Julia Zdrahal-Urbanek

A Key Role For HR Leaders: To Spar With Their Colleagues In The C-Suite

January 3, 2023

Julia Zdrahal-Urbanek, managing partner of AltoPartners Executive Search Austria and board director at Gebrüder Ulmer, shares key leadership lessons with Anastassia Lauterbach and Adam Bryant in this “Leading Through Disruption” interview.

Lauterbach: What are the key lessons you’ve learned as a director, coming from executive search?

Zdrahal-Urbanek: Everyone who joins a board should be clear about their role on the board and understand who the main contributors and who the main stakeholders are. Also, what are the expectations? What is the added value that you are expected to bring to the business?

The second thing is, make sure you’re aligned with everyone else in the boardroom. Make sure you have all the information that you need. Because people may not be giving you all the information that you do need.

Bryant: How do you think about private boards, including boards of family enterprises. What is the difference between them and public companies?

Zdrahal-Urbanek: The stakeholder situation is completely different, and there are specific skillsets for the CEOs that become less important, since they don’t have to interact with the capital markets. Mostly though, you have to consider different values. Family businesses often have a very long-term perspective for decision-making, including long-term succession-planning.

Lauterbach: What are the key skills that board directors need?

Zdrahal-Urbanek: You need to be able to challenge your senior executives. You have to know what your own values and your own targets are. And it’s not about putting yourself at the center of the conversation. You need to listen in many directions.

You have to know what your own values and your own targets are.

The same is true if you are a C-suite member. You need to be able to reflect a lot, to listen, to understand what is going on around you in order to lead in an effective way. You need to get the right people, but you also need to create an environment in which you can keep the best talent. Because “A” players want to be challenged, and not patronized.

Bryant: How do you see the role of the CHRO evolving?

Zdrahal-Urbanek: It has transformed from a more administrative role to where HR has a bigger impact in guiding the company. But there needs to be more understanding of what kind of added value HR can bring to the organization. HR, in my view, should always be part of the C-suite team.

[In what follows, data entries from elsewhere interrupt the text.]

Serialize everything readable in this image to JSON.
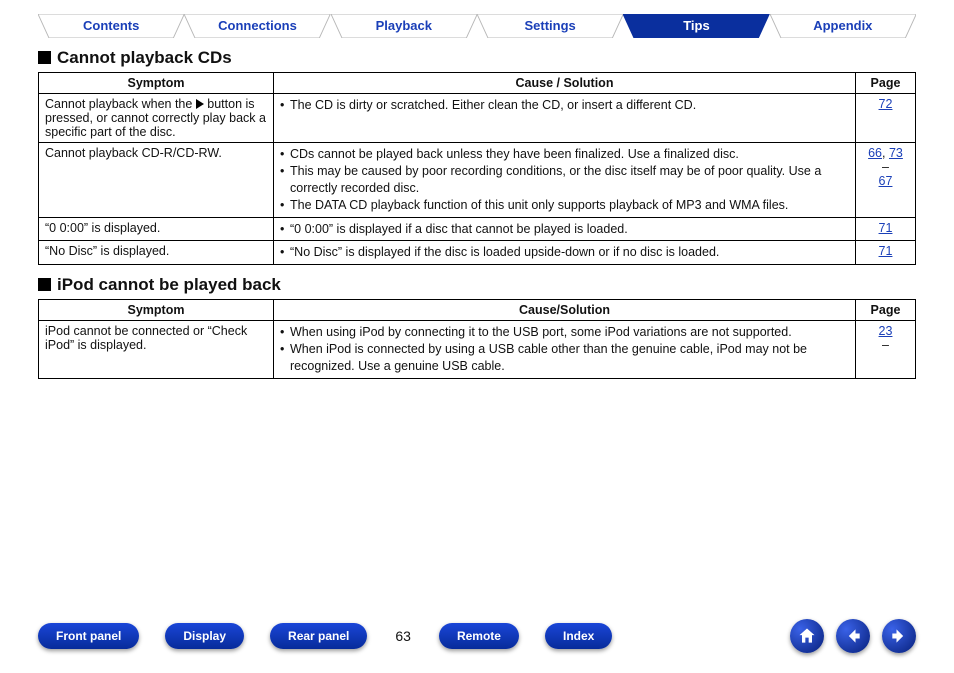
{
  "tabs": [
    {
      "label": "Contents",
      "active": false
    },
    {
      "label": "Connections",
      "active": false
    },
    {
      "label": "Playback",
      "active": false
    },
    {
      "label": "Settings",
      "active": false
    },
    {
      "label": "Tips",
      "active": true
    },
    {
      "label": "Appendix",
      "active": false
    }
  ],
  "sections": [
    {
      "title": "Cannot playback CDs",
      "headers": {
        "symptom": "Symptom",
        "cause": "Cause / Solution",
        "page": "Page"
      },
      "rows": [
        {
          "symptom_pre": "Cannot playback when the ",
          "symptom_has_play_icon": true,
          "symptom_post": " button is pressed, or cannot correctly play back a specific part of the disc.",
          "causes": [
            "The CD is dirty or scratched. Either clean the CD, or insert a different CD."
          ],
          "pages": [
            [
              "72"
            ]
          ]
        },
        {
          "symptom_pre": "Cannot playback CD-R/CD-RW.",
          "symptom_has_play_icon": false,
          "symptom_post": "",
          "causes": [
            "CDs cannot be played back unless they have been finalized. Use a finalized disc.",
            "This may be caused by poor recording conditions, or the disc itself may be of poor quality. Use a correctly recorded disc.",
            "The DATA CD playback function of this unit only supports playback of MP3 and WMA files."
          ],
          "pages": [
            [
              "66",
              "73"
            ],
            [
              "–"
            ],
            [
              "67"
            ]
          ]
        },
        {
          "symptom_pre": "“0 0:00” is displayed.",
          "symptom_has_play_icon": false,
          "symptom_post": "",
          "causes": [
            "“0 0:00” is displayed if a disc that cannot be played is loaded."
          ],
          "pages": [
            [
              "71"
            ]
          ]
        },
        {
          "symptom_pre": "“No Disc” is displayed.",
          "symptom_has_play_icon": false,
          "symptom_post": "",
          "causes": [
            "“No Disc” is displayed if the disc is loaded upside-down or if no disc is loaded."
          ],
          "pages": [
            [
              "71"
            ]
          ]
        }
      ]
    },
    {
      "title": "iPod cannot be played back",
      "headers": {
        "symptom": "Symptom",
        "cause": "Cause/Solution",
        "page": "Page"
      },
      "rows": [
        {
          "symptom_pre": "iPod cannot be connected or “Check iPod” is displayed.",
          "symptom_has_play_icon": false,
          "symptom_post": "",
          "causes": [
            "When using iPod by connecting it to the USB port, some iPod variations are not supported.",
            "When iPod is connected by using a USB cable other than the genuine cable, iPod may not be recognized. Use a genuine USB cable."
          ],
          "pages": [
            [
              "23"
            ],
            [
              "–"
            ]
          ]
        }
      ]
    }
  ],
  "footer": {
    "left_pills": [
      "Front panel",
      "Display",
      "Rear panel"
    ],
    "page_number": "63",
    "right_pills": [
      "Remote",
      "Index"
    ],
    "icons": [
      "home",
      "prev",
      "next"
    ]
  }
}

One of the most important roles of the CHRO is to be a sparring partner to the CEO. It’s about being involved in all strategic and operational management topics, in order to be able to contribute to all business matters. They should also play the role of sparring partner with the rest of the senior management team, to help them reach their targets.

Although heads of HR play a big role in talent management, CEOs should be aware that one of their most important responsibilities is to hire senior management. This is not something a CEO can delegate anymore. This is something a great CHRO should support and should manage. But the selection process should be done by the CEO.

Lauterbach: What are the key leadership lessons you’ve learned in your career?

Zdrahal-Urbanek: I’m someone who really learned leadership by watching others. I have been fortunate to be always surrounded by people I could learn from, and who had more experience than me. And I always had people with experience who supported me and challenged me, and who I could always go to with questions.

Executive search is one of the best industries to learn about leadership, because you observe so many types of leadership. You see many positive examples, and also negative ones. The information is there. You just need to be reflective and decide what to do with this information.

I think you really need to respect others and appreciate others. Listen to them and understand what you need to do in order to help them be successful. But also let them watch and let them learn. Give them the environment they need, which differs from person to person, of course. Be flexible. But also have the courage to give feedback if someone needs development.